 Nettles received its final wash of paint a few days ago.  This thin application of paint, water and medium brings out the textures on the wood's surfaces. Brushstrokes and dripped paint contributed to the unevenness that suggests dust or even herbicide on the thistle leaves.  This piece is more three-dimensional and multi-layered than previous panels have been. The plant forms have become more integrated within the rectangular panel, alluding to the melding of culture and nature that is all around us.

Lupini,  Graphite on Paper,  24 x 16 in.  2013

My drawing Lupini looks like a study of pea pods, but these are actually lupin pods. The pods are downy with tiny hairs and are colored a purplish-grey.  When the pods are fully developed, they spring open and release little dark seeds.  I became interested in the voluptuous forms of the pods and their plentiful numbers. There are hundreds of lupin stalks near my favourite thistle patch.  I am working on a low relief panel inspired by this drawingof pods, as a companion piece to Nettles. 

I have also been working hard on my thesis.  Draft 2 is a big improvement over my first efforts.  I have a definite focus and I am able to discuss what my work is about, where it comes from and why I am doing it, with illustrations, of course!  I must say that the thesis is very time-consuming. I am glad that I have saved my panels from my third semester in case I decide to use some of them in the grad exhibition.  I have projects I would like to finish for it, but we will see how much I can accomplish in the studio.

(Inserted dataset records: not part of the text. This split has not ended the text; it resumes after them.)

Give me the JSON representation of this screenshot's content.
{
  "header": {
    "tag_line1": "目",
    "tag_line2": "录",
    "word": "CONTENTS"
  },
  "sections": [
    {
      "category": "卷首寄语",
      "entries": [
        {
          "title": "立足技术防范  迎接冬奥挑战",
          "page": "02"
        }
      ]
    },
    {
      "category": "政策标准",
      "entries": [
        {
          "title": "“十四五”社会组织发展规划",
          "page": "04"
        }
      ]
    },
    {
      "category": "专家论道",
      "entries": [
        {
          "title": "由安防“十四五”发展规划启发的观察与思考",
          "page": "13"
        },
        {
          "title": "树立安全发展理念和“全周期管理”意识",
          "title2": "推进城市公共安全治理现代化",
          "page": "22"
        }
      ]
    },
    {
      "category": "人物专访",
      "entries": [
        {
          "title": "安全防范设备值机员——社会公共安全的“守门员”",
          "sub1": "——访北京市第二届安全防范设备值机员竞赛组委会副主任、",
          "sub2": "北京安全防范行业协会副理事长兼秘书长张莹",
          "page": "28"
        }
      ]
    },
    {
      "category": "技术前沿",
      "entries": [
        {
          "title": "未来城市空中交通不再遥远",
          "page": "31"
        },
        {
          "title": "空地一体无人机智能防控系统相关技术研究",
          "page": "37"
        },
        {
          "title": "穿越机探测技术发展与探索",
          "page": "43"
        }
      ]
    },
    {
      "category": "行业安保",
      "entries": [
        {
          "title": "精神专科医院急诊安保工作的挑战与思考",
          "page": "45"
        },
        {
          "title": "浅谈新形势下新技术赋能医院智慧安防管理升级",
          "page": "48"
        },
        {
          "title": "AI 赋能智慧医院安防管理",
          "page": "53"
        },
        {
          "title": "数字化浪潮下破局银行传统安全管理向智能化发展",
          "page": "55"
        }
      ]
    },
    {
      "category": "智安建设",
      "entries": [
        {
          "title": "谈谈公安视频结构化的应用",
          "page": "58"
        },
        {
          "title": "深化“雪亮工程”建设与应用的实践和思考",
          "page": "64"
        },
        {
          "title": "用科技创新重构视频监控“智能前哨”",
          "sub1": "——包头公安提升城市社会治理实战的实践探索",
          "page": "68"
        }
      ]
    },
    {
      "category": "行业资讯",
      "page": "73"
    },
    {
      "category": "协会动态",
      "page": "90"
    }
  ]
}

In a few days I am going to New York to meet with my mentor. Our first meeting was through Skype, so I am looking forward to seeing her in person and visiting some galleries and museums.